» **WHAT YOU ARE ASKED TO DO**:
Read through the lines below and copy the ones holding the string "analyze".

» **SUPPLIED RECORDS**:
*****

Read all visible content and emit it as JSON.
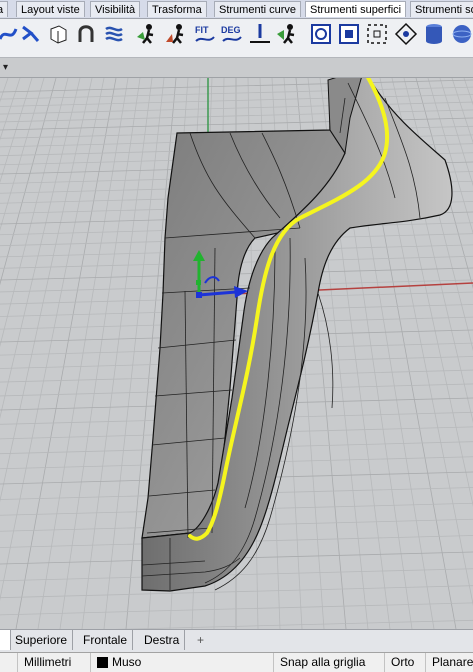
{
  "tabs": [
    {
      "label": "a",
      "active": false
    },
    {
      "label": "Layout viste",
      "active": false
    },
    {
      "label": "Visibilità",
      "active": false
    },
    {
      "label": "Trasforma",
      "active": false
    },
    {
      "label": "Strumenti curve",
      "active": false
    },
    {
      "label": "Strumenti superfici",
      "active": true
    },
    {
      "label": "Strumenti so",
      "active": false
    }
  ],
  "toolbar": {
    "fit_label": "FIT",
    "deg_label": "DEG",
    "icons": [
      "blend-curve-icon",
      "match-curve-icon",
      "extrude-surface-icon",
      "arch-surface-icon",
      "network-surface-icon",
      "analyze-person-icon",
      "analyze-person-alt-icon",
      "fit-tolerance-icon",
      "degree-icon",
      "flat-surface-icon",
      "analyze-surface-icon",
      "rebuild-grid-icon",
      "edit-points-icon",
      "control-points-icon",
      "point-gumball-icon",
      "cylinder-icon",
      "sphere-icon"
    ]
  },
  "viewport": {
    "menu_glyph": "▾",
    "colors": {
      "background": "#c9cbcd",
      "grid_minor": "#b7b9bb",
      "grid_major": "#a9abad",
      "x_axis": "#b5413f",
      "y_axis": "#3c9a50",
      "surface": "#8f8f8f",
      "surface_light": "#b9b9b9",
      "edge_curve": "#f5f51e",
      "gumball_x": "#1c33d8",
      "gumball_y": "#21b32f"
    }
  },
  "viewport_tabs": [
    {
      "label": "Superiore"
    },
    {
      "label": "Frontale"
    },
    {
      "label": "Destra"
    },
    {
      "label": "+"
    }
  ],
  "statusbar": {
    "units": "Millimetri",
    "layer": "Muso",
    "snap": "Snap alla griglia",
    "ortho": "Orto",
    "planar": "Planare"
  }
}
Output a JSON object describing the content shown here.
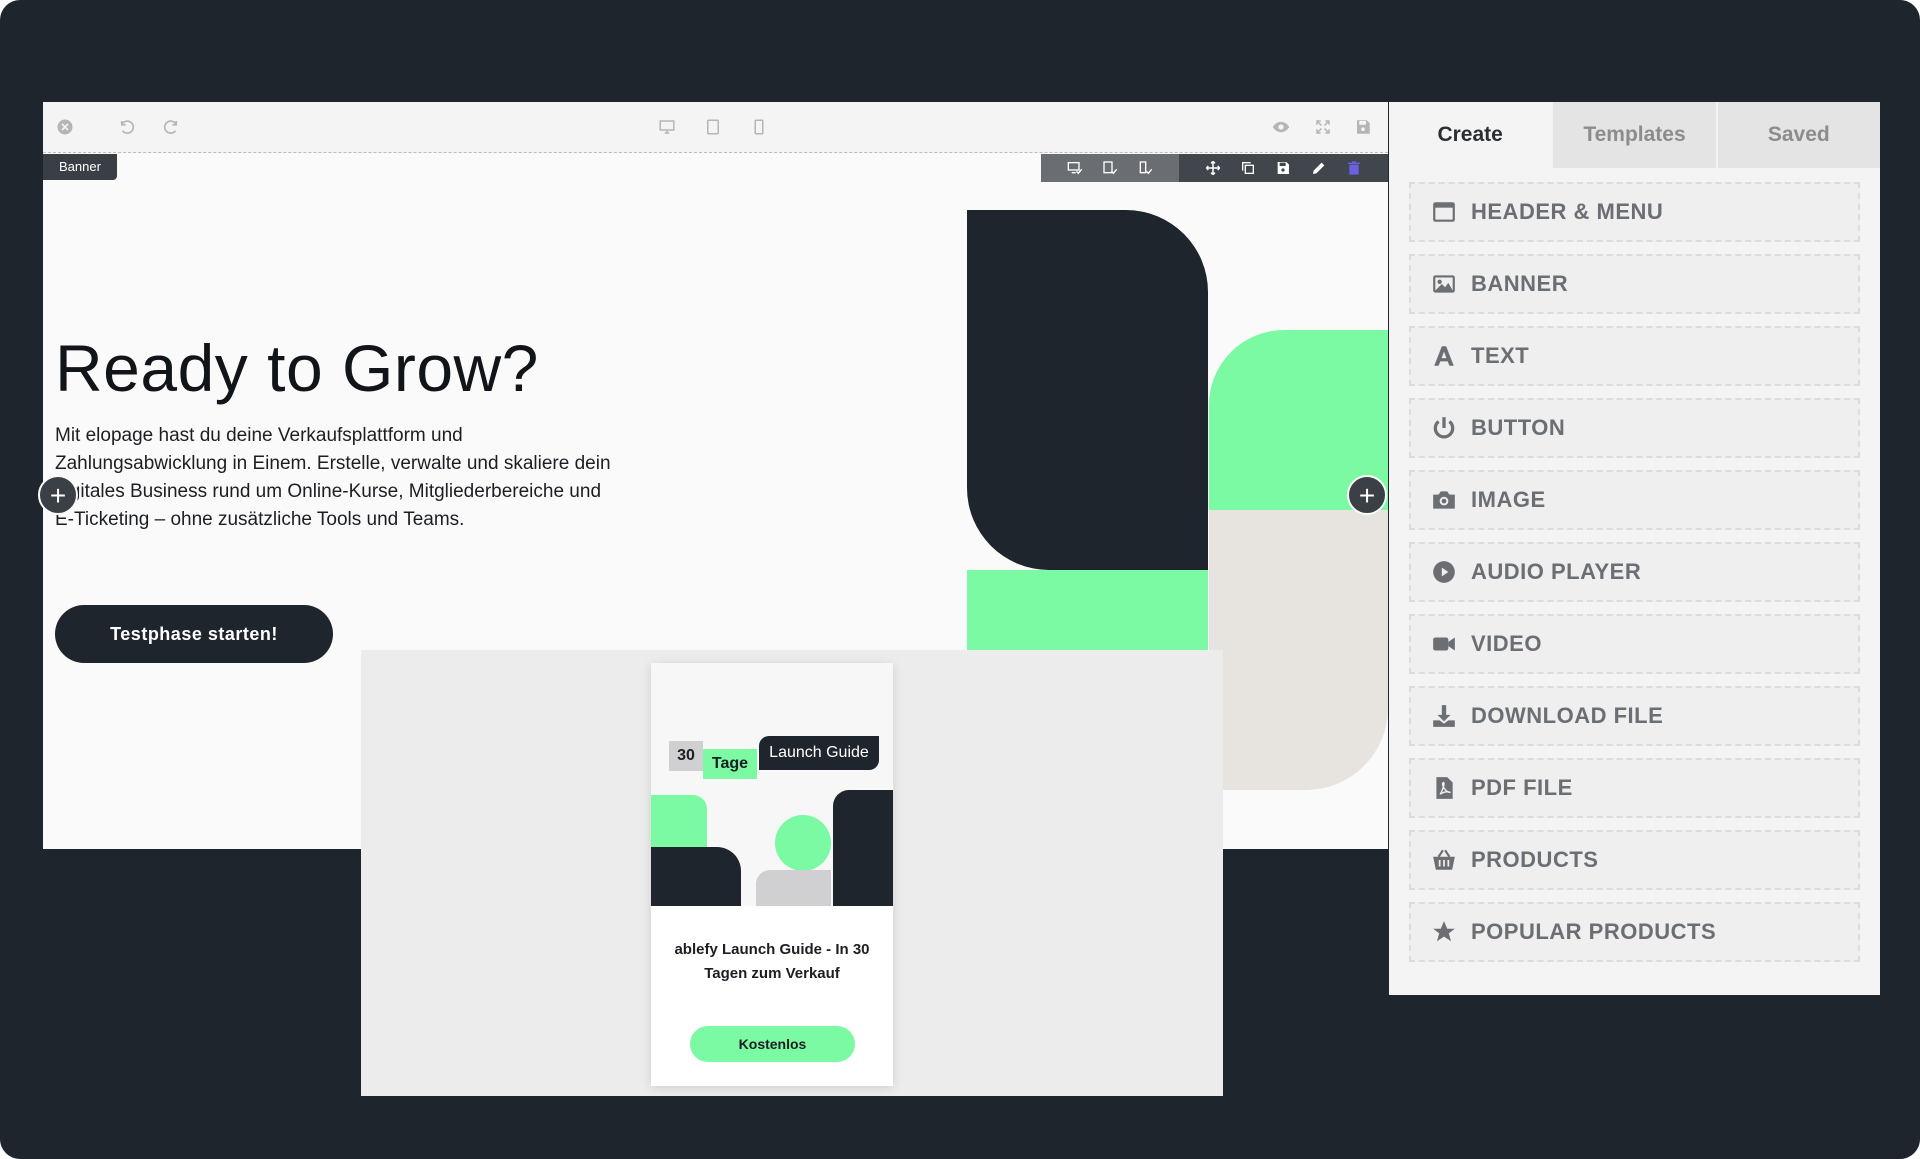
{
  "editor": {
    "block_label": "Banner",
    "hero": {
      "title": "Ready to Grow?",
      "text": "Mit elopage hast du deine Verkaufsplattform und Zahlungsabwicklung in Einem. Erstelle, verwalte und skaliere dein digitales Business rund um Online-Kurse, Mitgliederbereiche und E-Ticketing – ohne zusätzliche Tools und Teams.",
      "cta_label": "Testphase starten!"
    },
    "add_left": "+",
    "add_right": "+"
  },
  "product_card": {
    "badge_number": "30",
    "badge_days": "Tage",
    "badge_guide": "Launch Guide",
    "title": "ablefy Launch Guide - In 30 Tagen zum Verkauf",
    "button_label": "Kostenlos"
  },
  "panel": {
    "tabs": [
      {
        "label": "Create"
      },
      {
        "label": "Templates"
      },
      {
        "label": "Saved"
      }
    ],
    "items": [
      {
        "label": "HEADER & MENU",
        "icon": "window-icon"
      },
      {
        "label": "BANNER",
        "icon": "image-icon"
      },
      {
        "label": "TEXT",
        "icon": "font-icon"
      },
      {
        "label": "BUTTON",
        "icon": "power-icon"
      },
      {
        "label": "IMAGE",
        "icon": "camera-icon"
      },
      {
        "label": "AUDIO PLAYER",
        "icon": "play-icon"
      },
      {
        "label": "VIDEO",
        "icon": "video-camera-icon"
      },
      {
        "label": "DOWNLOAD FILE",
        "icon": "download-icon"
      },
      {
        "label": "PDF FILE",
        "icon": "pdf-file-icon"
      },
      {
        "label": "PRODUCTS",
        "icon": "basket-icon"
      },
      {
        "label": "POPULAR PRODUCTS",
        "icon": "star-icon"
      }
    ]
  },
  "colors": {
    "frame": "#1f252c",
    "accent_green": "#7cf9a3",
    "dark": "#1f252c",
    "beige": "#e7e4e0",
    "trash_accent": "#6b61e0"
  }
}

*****

» **OUTPUT OF THE EXERCISE**:
      "analyze-person-icon",
      "analyze-person-alt-icon",
      "analyze-surface-icon",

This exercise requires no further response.